*** DATA TO EXAMINE ***

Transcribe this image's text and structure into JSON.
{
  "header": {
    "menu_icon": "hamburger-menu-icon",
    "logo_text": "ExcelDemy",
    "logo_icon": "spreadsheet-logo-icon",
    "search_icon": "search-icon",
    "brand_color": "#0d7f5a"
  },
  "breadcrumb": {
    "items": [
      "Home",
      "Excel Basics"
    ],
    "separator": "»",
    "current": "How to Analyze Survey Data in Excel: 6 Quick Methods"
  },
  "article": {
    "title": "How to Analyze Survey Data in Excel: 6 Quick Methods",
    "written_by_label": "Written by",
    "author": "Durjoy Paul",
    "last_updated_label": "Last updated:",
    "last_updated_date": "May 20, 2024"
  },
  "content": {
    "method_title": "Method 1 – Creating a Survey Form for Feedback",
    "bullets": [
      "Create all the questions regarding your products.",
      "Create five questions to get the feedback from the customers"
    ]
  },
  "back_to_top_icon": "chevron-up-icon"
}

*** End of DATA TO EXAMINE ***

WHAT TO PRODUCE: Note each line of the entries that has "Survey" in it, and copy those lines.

RESPONSE FOR THIS EXERCISE:
    "current": "How to Analyze Survey Data in Excel: 6 Quick Methods"
    "title": "How to Analyze Survey Data in Excel: 6 Quick Methods",
    "method_title": "Method 1 – Creating a Survey Form for Feedback",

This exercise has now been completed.